It really wasn’t a “pick bite” but anglers with the most success on both days of fishing were rigged with high-end rods and lever drag reels spooled with 80# braid and topped off with 40# fluorocarbon leader and size 3/0 Owner circle hook. This angler’s favorite tuna fishing combo is a matched set of a Daiwa Saltiga Proteus 70XXHFcomposite rod mated to a Saltiga LD30HS lever drag reel. While there is a wide selection of fluorocarbon leader material available this writer’s choice has been Seaguar ever since fluorocarbon leader was the way to go to fish for pelagics.
As the sun set the bite shut down and it was time for a shower and take a seat in the galley to enjoy the evening meal prepared by Chef Mikie. During dinner, this outdoor writer had a chance to sit next to Capt. Spafford and talk about how good the tuna fishing has been for the entire sport fleet the past few years and what he thinks the future holds for this off shore fishery.
“We are in a good trend here along the west coast reaching down into Baja Norte and clear on up to the waters off the east end of San Clemente Island. There appears to be an abundance of fin bait and with the lack of strong northwesterly winds the past couple of winters, these waters remain on the warm side. Fishing for trophy class bluefin tuna has been off the charts thus far this year for anglers fishing aboard the Tomahawk and I think that trend will continue well into the late fall months. Each trip has been rewarded, if not with a landed cow bluefin, at least a few anglers on board have been tested for hours until finally loosing a monster tuna,” stated Spafford,

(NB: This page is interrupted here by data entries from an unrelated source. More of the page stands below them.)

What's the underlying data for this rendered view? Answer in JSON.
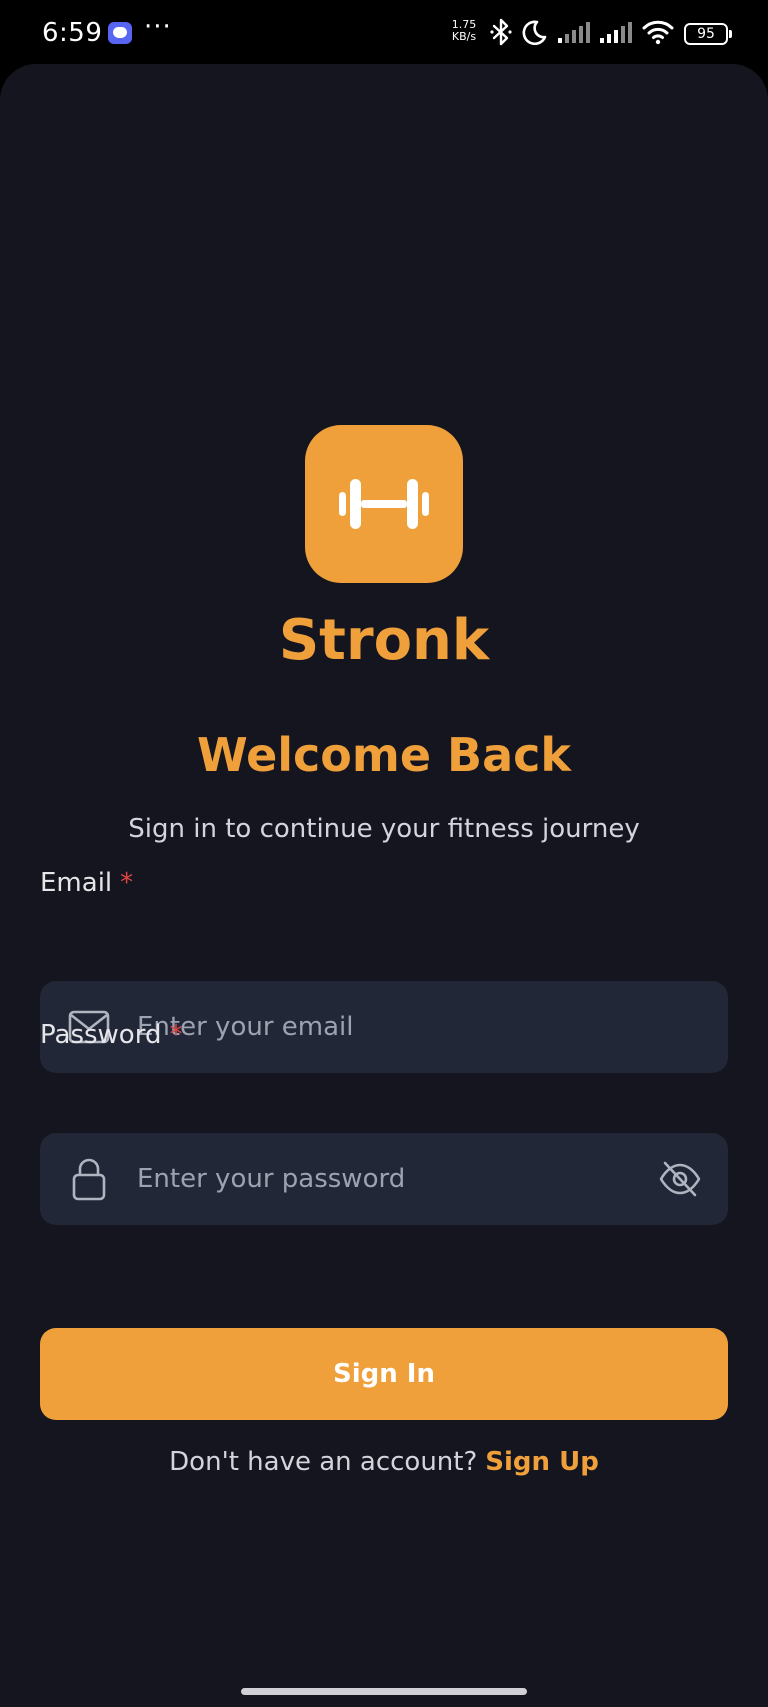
{
  "status_bar": {
    "time": "6:59",
    "more": "···",
    "net_speed_value": "1.75",
    "net_speed_unit": "KB/s",
    "battery": "95"
  },
  "app": {
    "name": "Stronk",
    "logo_icon": "dumbbell-icon",
    "accent_color": "#f0a03a"
  },
  "header": {
    "title": "Welcome Back",
    "subtitle": "Sign in to continue your fitness journey"
  },
  "form": {
    "email": {
      "label": "Email",
      "required_mark": "*",
      "placeholder": "Enter your email",
      "value": "",
      "icon": "mail-icon"
    },
    "password": {
      "label": "Password",
      "required_mark": "*",
      "placeholder": "Enter your password",
      "value": "",
      "icon": "lock-icon",
      "toggle_icon": "eye-off-icon"
    },
    "submit_label": "Sign In"
  },
  "footer": {
    "prompt": "Don't have an account?",
    "link_label": "Sign Up"
  }
}
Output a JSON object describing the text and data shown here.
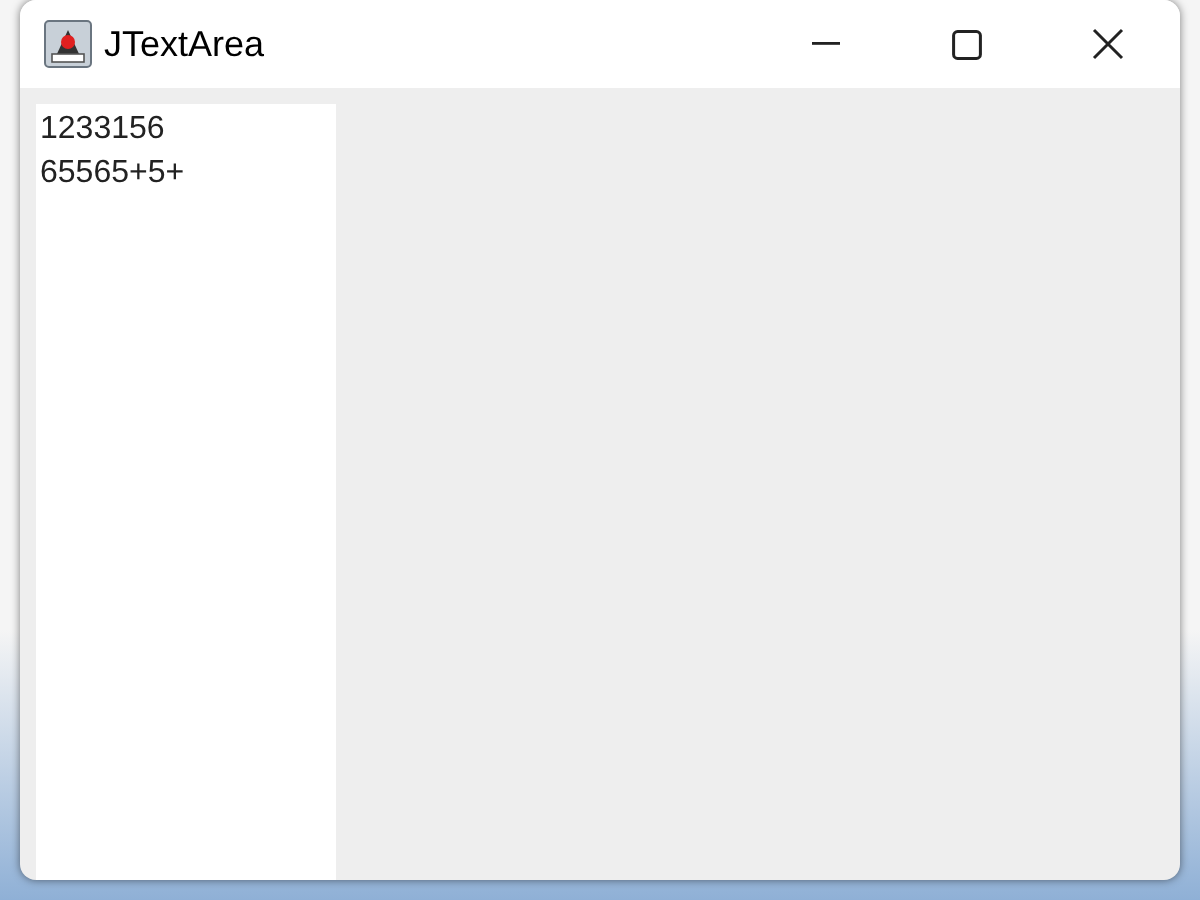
{
  "window": {
    "title": "JTextArea"
  },
  "text_area": {
    "value": "1233156\n65565+5+"
  }
}
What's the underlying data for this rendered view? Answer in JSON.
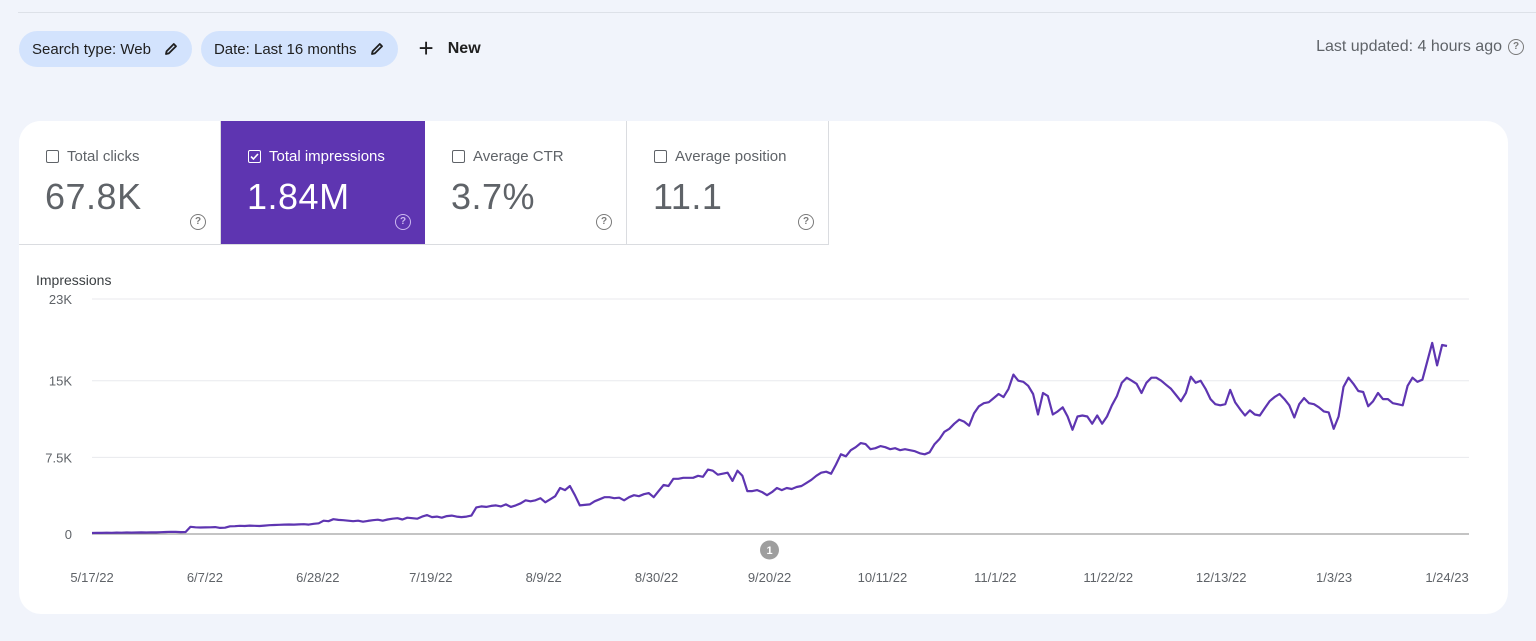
{
  "filters": {
    "chips": [
      {
        "label": "Search type: Web",
        "icon": "pencil-icon"
      },
      {
        "label": "Date: Last 16 months",
        "icon": "pencil-icon"
      }
    ],
    "new_button": {
      "label": "New",
      "icon": "plus-icon"
    }
  },
  "status": {
    "last_updated": "Last updated: 4 hours ago",
    "icon": "help-icon"
  },
  "metrics": [
    {
      "label": "Total clicks",
      "value": "67.8K",
      "checked": false
    },
    {
      "label": "Total impressions",
      "value": "1.84M",
      "checked": true
    },
    {
      "label": "Average CTR",
      "value": "3.7%",
      "checked": false
    },
    {
      "label": "Average position",
      "value": "11.1",
      "checked": false
    }
  ],
  "colors": {
    "accent": "#5e35b1",
    "line": "#5e35b1",
    "chip_bg": "#d3e3fd",
    "page_bg": "#f1f4fb"
  },
  "chart_data": {
    "type": "line",
    "title": "",
    "ylabel": "Impressions",
    "xlabel": "",
    "ylim": [
      0,
      23000
    ],
    "yticks": [
      {
        "value": 0,
        "label": "0"
      },
      {
        "value": 7500,
        "label": "7.5K"
      },
      {
        "value": 15000,
        "label": "15K"
      },
      {
        "value": 23000,
        "label": "23K"
      }
    ],
    "xticks": [
      "5/17/22",
      "6/7/22",
      "6/28/22",
      "7/19/22",
      "8/9/22",
      "8/30/22",
      "9/20/22",
      "10/11/22",
      "11/1/22",
      "11/22/22",
      "12/13/22",
      "1/3/23",
      "1/24/23"
    ],
    "x_start": "5/17/22",
    "x_end": "1/24/23",
    "grid": true,
    "legend": "none",
    "annotations": [
      {
        "date": "9/20/22",
        "label": "1"
      }
    ],
    "series": [
      {
        "name": "Total impressions",
        "values": [
          100,
          120,
          110,
          130,
          120,
          140,
          130,
          150,
          140,
          150,
          160,
          150,
          170,
          160,
          180,
          200,
          220,
          210,
          190,
          200,
          700,
          660,
          640,
          650,
          660,
          680,
          600,
          620,
          750,
          760,
          800,
          780,
          820,
          800,
          780,
          820,
          860,
          880,
          900,
          920,
          930,
          920,
          940,
          960,
          920,
          1000,
          1050,
          1300,
          1250,
          1450,
          1380,
          1350,
          1300,
          1250,
          1300,
          1200,
          1280,
          1350,
          1400,
          1300,
          1420,
          1500,
          1550,
          1420,
          1600,
          1550,
          1500,
          1700,
          1850,
          1650,
          1700,
          1600,
          1750,
          1800,
          1700,
          1650,
          1700,
          1800,
          2600,
          2700,
          2650,
          2750,
          2800,
          2700,
          2900,
          2650,
          2800,
          3000,
          3300,
          3200,
          3300,
          3500,
          3100,
          3400,
          3700,
          4500,
          4300,
          4700,
          3800,
          2800,
          2850,
          2900,
          3200,
          3400,
          3600,
          3600,
          3500,
          3550,
          3300,
          3600,
          3800,
          3700,
          3900,
          4000,
          3600,
          4200,
          4800,
          4700,
          5400,
          5400,
          5500,
          5500,
          5500,
          5700,
          5600,
          6300,
          6200,
          5800,
          5900,
          6000,
          5200,
          6200,
          5700,
          4200,
          4200,
          4300,
          4100,
          3800,
          4100,
          4500,
          4300,
          4500,
          4400,
          4600,
          4700,
          5000,
          5300,
          5700,
          6000,
          6100,
          5900,
          6800,
          7800,
          7600,
          8200,
          8500,
          8900,
          8800,
          8300,
          8400,
          8600,
          8500,
          8300,
          8400,
          8200,
          8300,
          8200,
          8100,
          7900,
          7800,
          8000,
          8800,
          9300,
          10000,
          10300,
          10800,
          11200,
          11000,
          10600,
          11800,
          12500,
          12800,
          12900,
          13300,
          13700,
          13400,
          14200,
          15600,
          15000,
          14900,
          14500,
          13700,
          11700,
          13800,
          13500,
          11700,
          12000,
          12400,
          11500,
          10200,
          11500,
          11600,
          11500,
          10800,
          11600,
          10800,
          11500,
          12600,
          13500,
          14800,
          15300,
          15000,
          14700,
          13800,
          14800,
          15300,
          15300,
          15000,
          14600,
          14200,
          13600,
          13000,
          13800,
          15400,
          14800,
          15000,
          14200,
          13200,
          12700,
          12600,
          12700,
          14100,
          12900,
          12200,
          11600,
          12100,
          11700,
          11600,
          12300,
          13000,
          13400,
          13700,
          13200,
          12600,
          11400,
          12700,
          13300,
          12800,
          12700,
          12400,
          12000,
          11900,
          10300,
          11500,
          14400,
          15300,
          14700,
          14000,
          13900,
          12500,
          13000,
          13800,
          13200,
          13200,
          12800,
          12700,
          12600,
          14500,
          15300,
          14900,
          15100,
          16900,
          18700,
          16500,
          18500,
          18400
        ]
      }
    ]
  }
}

Spafford then went on to add, “Our off shore fishing program of offering 1 to 3.5-day fishing packages, with limited loads, has been paying off for anglers. We have the ability to move around during longer trips to the fishing grounds and when we have to make a run to a new spot, we will try to do it while passengers are asleep in their bunks. This night travel allows us to be right on the fishing grounds at day break, often a good time to kick off a great day of tuna fishing. As to what next season will offer up in the way of off shore angling, I would hope that the bluefin and yellowfin stay around. I would also like to see more kelp patty fishing for yellowtail and a return of those large schools of dorado that were around for a long time a few years ago.”
The Mission Statement for the Tomahawk is that Safety Is Their #1 Priority. The Tomahawk is a United States Coast Guard inspected vessel. She is cleaned and maintained to ownership high standards. According to co-owner Sauerwein, the entire crew takes pride in attending to the structural elements, numerous systems and procedures that are vital to the reliability and safety of the vessel. On the Tomahawk anglers can simply focus on enjoying their fishing experience in a safe, clean and organized environment.
For more information on booking a multi-day off shore fishing experience log on to their web site at firstname.lastname@example.org or call Sauerwein at 619-909-6079.